EXERCISE GOAL
Only an exact repetition of the entries counts as an answer.

Start of DATA FOR THIS TASK

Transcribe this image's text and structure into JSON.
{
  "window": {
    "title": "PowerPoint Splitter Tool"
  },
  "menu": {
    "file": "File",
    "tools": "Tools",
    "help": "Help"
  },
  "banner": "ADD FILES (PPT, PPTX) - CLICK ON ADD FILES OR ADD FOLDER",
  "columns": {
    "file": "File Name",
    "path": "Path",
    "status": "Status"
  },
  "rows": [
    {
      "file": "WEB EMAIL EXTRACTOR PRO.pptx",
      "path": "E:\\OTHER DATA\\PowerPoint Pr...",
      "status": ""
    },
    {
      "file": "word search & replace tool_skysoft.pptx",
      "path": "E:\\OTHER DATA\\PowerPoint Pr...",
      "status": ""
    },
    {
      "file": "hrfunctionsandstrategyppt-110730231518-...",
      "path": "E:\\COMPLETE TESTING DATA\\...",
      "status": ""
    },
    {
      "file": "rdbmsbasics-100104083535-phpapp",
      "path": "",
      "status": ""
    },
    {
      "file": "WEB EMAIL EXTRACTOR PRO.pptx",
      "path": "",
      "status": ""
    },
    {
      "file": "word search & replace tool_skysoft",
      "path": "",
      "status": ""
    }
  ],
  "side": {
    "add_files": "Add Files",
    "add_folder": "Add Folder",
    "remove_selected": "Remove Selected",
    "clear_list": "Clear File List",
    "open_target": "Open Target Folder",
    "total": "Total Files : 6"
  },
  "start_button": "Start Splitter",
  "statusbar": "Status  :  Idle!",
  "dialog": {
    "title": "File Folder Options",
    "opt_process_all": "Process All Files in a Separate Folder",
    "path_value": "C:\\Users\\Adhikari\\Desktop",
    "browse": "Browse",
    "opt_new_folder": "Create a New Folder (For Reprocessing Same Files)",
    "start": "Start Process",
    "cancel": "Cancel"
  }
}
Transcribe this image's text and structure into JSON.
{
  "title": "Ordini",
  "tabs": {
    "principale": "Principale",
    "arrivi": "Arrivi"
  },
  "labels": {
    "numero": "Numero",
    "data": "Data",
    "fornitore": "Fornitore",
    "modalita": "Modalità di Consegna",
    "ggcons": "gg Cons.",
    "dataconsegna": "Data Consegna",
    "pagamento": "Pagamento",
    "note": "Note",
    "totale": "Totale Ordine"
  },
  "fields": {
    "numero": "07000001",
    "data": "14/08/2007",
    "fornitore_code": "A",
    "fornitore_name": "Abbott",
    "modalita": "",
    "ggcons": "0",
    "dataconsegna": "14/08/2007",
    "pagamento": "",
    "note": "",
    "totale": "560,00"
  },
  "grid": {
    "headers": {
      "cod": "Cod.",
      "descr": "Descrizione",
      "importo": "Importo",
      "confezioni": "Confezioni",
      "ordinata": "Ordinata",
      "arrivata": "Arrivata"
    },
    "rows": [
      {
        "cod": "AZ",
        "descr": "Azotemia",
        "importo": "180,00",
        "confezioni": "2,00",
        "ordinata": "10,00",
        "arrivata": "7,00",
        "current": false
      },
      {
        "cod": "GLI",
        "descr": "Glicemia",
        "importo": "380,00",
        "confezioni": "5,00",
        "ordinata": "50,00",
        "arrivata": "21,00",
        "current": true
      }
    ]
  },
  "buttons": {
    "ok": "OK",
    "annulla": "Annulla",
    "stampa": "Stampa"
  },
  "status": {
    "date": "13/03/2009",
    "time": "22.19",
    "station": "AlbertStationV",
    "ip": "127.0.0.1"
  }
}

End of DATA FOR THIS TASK

EXERCISE ANSWER
Transcribe this image's text and structure into JSON.
{
  "window": {
    "title": "PowerPoint Splitter Tool"
  },
  "menu": {
    "file": "File",
    "tools": "Tools",
    "help": "Help"
  },
  "banner": "ADD FILES (PPT, PPTX) - CLICK ON ADD FILES OR ADD FOLDER",
  "columns": {
    "file": "File Name",
    "path": "Path",
    "status": "Status"
  },
  "rows": [
    {
      "file": "WEB EMAIL EXTRACTOR PRO.pptx",
      "path": "E:\\OTHER DATA\\PowerPoint Pr...",
      "status": ""
    },
    {
      "file": "word search & replace tool_skysoft.pptx",
      "path": "E:\\OTHER DATA\\PowerPoint Pr...",
      "status": ""
    },
    {
      "file": "hrfunctionsandstrategyppt-110730231518-...",
      "path": "E:\\COMPLETE TESTING DATA\\...",
      "status": ""
    },
    {
      "file": "rdbmsbasics-100104083535-phpapp",
      "path": "",
      "status": ""
    },
    {
      "file": "WEB EMAIL EXTRACTOR PRO.pptx",
      "path": "",
      "status": ""
    },
    {
      "file": "word search & replace tool_skysoft",
      "path": "",
      "status": ""
    }
  ],
  "side": {
    "add_files": "Add Files",
    "add_folder": "Add Folder",
    "remove_selected": "Remove Selected",
    "clear_list": "Clear File List",
    "open_target": "Open Target Folder",
    "total": "Total Files : 6"
  },
  "start_button": "Start Splitter",
  "statusbar": "Status  :  Idle!",
  "dialog": {
    "title": "File Folder Options",
    "opt_process_all": "Process All Files in a Separate Folder",
    "path_value": "C:\\Users\\Adhikari\\Desktop",
    "browse": "Browse",
    "opt_new_folder": "Create a New Folder (For Reprocessing Same Files)",
    "start": "Start Process",
    "cancel": "Cancel"
  }
}
Transcribe this image's text and structure into JSON.
{
  "title": "Ordini",
  "tabs": {
    "principale": "Principale",
    "arrivi": "Arrivi"
  },
  "labels": {
    "numero": "Numero",
    "data": "Data",
    "fornitore": "Fornitore",
    "modalita": "Modalità di Consegna",
    "ggcons": "gg Cons.",
    "dataconsegna": "Data Consegna",
    "pagamento": "Pagamento",
    "note": "Note",
    "totale": "Totale Ordine"
  },
  "fields": {
    "numero": "07000001",
    "data": "14/08/2007",
    "fornitore_code": "A",
    "fornitore_name": "Abbott",
    "modalita": "",
    "ggcons": "0",
    "dataconsegna": "14/08/2007",
    "pagamento": "",
    "note": "",
    "totale": "560,00"
  },
  "grid": {
    "headers": {
      "cod": "Cod.",
      "descr": "Descrizione",
      "importo": "Importo",
      "confezioni": "Confezioni",
      "ordinata": "Ordinata",
      "arrivata": "Arrivata"
    },
    "rows": [
      {
        "cod": "AZ",
        "descr": "Azotemia",
        "importo": "180,00",
        "confezioni": "2,00",
        "ordinata": "10,00",
        "arrivata": "7,00",
        "current": false
      },
      {
        "cod": "GLI",
        "descr": "Glicemia",
        "importo": "380,00",
        "confezioni": "5,00",
        "ordinata": "50,00",
        "arrivata": "21,00",
        "current": true
      }
    ]
  },
  "buttons": {
    "ok": "OK",
    "annulla": "Annulla",
    "stampa": "Stampa"
  },
  "status": {
    "date": "13/03/2009",
    "time": "22.19",
    "station": "AlbertStationV",
    "ip": "127.0.0.1"
  }
}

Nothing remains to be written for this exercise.